RURAL touring scheme Highlights is back, bringing the art of theatre to Tynedale’s town and village halls with its spring season.

Professional theatre companies from across the nation will be hitting the road, as they tour around Cumbria, County Durham and Northumberland, promising performances for every taste and age range.

The programme, which is run by more than 65 volunteer groups across the region, is designed to bring national touring theatre companies to isolated or rural communities, many of which do not have a theatre close by and therefore find it difficult to access performances.

Tarset Village Hall is one of the latest venues to open its doors to a Highlights performance, after hall volunteer Sarah Hallberg began working with the scheme.

“We wanted to get involved with the programme because we believed it would help attract new and younger visitors to use the village hall,” said Sarah.

“It really is a golden opportunity to see high-class entertainment, which doesn’t come through to the sticks often.

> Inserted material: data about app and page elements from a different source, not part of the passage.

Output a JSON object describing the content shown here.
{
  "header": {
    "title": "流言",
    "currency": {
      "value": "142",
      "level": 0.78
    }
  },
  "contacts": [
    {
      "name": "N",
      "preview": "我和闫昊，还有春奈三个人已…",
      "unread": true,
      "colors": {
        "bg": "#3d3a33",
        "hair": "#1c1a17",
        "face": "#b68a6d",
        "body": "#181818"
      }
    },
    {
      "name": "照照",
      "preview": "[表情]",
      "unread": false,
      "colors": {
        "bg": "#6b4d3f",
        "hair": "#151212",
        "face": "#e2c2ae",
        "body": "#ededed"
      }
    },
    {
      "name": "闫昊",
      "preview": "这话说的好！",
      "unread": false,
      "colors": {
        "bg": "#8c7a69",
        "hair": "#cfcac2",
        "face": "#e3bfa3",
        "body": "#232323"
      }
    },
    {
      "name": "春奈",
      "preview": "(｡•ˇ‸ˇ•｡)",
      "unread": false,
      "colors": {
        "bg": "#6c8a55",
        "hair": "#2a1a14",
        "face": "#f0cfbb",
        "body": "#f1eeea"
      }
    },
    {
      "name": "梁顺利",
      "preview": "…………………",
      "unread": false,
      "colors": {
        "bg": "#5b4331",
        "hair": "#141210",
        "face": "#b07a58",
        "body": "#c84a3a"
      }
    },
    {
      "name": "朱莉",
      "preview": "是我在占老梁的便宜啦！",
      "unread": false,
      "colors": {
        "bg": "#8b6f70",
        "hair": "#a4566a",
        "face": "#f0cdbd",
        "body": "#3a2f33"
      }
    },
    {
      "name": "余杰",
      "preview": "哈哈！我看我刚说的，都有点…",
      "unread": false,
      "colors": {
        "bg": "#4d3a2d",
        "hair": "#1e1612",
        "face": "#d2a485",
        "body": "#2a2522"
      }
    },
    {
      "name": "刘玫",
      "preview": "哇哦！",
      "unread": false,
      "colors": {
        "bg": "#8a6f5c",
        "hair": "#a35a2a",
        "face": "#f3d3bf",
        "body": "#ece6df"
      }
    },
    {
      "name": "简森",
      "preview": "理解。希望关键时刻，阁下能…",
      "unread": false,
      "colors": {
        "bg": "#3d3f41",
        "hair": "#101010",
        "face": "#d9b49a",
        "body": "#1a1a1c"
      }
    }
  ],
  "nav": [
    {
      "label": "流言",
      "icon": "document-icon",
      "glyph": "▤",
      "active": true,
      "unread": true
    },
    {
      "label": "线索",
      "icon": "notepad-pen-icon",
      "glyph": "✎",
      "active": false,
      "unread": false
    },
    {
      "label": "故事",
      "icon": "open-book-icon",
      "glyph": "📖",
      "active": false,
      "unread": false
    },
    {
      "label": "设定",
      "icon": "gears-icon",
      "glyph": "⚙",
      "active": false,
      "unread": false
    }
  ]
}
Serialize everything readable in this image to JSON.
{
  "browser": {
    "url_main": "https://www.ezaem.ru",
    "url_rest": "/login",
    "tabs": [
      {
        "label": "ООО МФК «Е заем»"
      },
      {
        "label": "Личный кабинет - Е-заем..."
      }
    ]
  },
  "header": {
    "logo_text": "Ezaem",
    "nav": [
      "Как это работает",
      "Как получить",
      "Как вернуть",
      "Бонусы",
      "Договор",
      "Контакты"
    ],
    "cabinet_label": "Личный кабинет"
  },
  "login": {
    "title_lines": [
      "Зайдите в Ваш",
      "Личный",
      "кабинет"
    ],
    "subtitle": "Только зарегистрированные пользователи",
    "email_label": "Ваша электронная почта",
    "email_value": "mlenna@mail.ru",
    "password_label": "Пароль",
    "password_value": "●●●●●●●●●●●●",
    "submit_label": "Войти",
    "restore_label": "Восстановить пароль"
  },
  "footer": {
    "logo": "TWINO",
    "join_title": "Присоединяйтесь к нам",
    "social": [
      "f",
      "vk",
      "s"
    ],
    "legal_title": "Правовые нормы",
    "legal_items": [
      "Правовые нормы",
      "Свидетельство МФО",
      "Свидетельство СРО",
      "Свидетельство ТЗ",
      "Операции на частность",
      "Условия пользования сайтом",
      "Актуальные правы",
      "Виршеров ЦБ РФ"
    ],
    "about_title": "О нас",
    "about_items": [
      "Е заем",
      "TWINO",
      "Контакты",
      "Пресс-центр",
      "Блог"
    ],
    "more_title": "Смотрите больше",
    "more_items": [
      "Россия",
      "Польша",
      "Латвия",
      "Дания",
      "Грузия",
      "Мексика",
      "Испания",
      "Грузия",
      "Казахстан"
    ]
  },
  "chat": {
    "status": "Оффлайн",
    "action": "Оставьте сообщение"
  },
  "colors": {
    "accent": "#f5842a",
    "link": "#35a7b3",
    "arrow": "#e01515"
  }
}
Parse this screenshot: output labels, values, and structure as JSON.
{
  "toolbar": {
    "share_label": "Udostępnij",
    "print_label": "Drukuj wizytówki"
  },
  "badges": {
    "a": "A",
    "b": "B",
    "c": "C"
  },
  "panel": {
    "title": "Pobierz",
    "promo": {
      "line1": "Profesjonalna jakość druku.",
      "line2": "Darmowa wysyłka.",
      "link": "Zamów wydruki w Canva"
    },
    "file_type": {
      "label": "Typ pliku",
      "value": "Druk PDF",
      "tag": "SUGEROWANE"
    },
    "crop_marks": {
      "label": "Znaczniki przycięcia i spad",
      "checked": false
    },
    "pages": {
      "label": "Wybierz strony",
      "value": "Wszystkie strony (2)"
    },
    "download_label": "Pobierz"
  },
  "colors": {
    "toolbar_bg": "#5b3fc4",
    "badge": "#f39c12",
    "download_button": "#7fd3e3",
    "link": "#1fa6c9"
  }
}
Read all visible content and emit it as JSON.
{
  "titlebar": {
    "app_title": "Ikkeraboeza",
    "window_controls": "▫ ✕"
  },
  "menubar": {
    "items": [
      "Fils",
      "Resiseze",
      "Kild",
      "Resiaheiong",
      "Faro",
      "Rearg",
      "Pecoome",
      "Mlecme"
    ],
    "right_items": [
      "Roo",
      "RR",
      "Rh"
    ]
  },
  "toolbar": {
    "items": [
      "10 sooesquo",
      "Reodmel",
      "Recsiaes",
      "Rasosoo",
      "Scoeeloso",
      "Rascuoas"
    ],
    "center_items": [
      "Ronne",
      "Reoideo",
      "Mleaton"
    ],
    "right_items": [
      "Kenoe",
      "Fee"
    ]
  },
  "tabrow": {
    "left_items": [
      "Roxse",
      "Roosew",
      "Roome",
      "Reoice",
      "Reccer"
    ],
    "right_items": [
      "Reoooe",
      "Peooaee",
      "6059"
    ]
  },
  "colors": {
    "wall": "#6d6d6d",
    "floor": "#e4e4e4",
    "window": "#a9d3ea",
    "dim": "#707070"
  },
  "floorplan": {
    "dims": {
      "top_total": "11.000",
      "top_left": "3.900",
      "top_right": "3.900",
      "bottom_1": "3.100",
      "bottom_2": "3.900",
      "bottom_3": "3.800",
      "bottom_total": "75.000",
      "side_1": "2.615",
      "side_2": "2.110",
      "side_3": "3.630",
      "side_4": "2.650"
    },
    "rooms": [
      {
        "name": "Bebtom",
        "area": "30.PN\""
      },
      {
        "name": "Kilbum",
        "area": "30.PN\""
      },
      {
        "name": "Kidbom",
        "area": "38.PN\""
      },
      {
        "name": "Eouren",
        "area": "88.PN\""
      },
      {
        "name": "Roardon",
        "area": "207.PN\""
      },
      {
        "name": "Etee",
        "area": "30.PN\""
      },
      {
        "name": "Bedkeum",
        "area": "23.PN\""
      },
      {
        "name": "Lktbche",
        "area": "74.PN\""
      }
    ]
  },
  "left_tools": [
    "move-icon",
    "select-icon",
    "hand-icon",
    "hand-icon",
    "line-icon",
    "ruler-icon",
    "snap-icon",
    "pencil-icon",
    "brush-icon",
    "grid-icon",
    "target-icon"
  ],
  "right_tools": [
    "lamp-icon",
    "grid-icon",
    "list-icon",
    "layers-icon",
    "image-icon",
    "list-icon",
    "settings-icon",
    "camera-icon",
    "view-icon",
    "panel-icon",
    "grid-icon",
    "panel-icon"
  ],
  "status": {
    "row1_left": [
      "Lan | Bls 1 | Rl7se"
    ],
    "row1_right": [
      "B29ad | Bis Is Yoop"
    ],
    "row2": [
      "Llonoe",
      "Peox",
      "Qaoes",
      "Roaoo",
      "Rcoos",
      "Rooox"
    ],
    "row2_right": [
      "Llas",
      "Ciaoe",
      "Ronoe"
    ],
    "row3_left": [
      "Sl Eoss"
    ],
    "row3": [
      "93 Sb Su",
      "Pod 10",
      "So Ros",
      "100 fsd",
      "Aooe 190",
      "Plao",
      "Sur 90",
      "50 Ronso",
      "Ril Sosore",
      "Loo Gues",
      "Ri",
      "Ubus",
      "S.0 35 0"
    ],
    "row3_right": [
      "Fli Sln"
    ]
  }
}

It’s also a way to support local village and town halls, many of which in recent times do struggle to survive.”

Tarset will welcome the critically acclaimed play Unmythable – where heroes, monsters and gods go head to head in a play which rolls several of the most famous Greeks myths into one comedic performance from an all-female cast.

In honour of the occasion, Tarset Village Hall will be providing a Grecian spread of food for visitors, to keep in theme with the night.

Also on the programme for Tynedale is Strindberg’s 1888 classic thriller Miss Julie, which will performed by a collaboration between Theatre by the Lake and Jermyn Street Theatre at Alston Town Hall in April.

The play takes audiences on a shocking journey of forbidden lust, as aristocratic Miss Julie and her father’s manservant Jean begin a flirtatious game, which quickly turns into a romantic power struggle with fatal consequences.

Phoenix Dance Company will be stopping at Allendale Village Hall in June, where they will perform their most recent piece Windrush, a moving tribute, which tells the experiences of the Windrush generation. Opening the show will be young dancers from Youth Dance Tynedale, who will have worked under the company in the weeks prior.

For the whole family, Oskar’s Amazing Adventure, a play centered around a fun-loving puppy’s search for friendship in the snowy Alps will be showing at Bardon Mill and Henshaw Village Hall in April.

A flavour of the Romanian Mountains and Bulgarian festivals will be heading to Wark Town Hall in May with the arrival of multi-instrumentalist band She’Koykh, whose upbeat music originate from a range of countries.

Characters from the Bard’s comedy The Taming of The Shrew will appear in theatre company Finding the Will’s play Naming the View which will hit the stage at Bardon Mill and Henshaw Village Hall in May.

The play reimagines the shrewish Katherine’s life after 30 years of marriage to Petruchio, in which she is trapped in a emotionally abusive marriage.

“Village halls are often known for hosting the more traditional events so we’re trying to push the boat out,” said Sarah. “I hope that people do make the effort to turn out for what I know will be a great night.”

For Highlight’s full season programme visit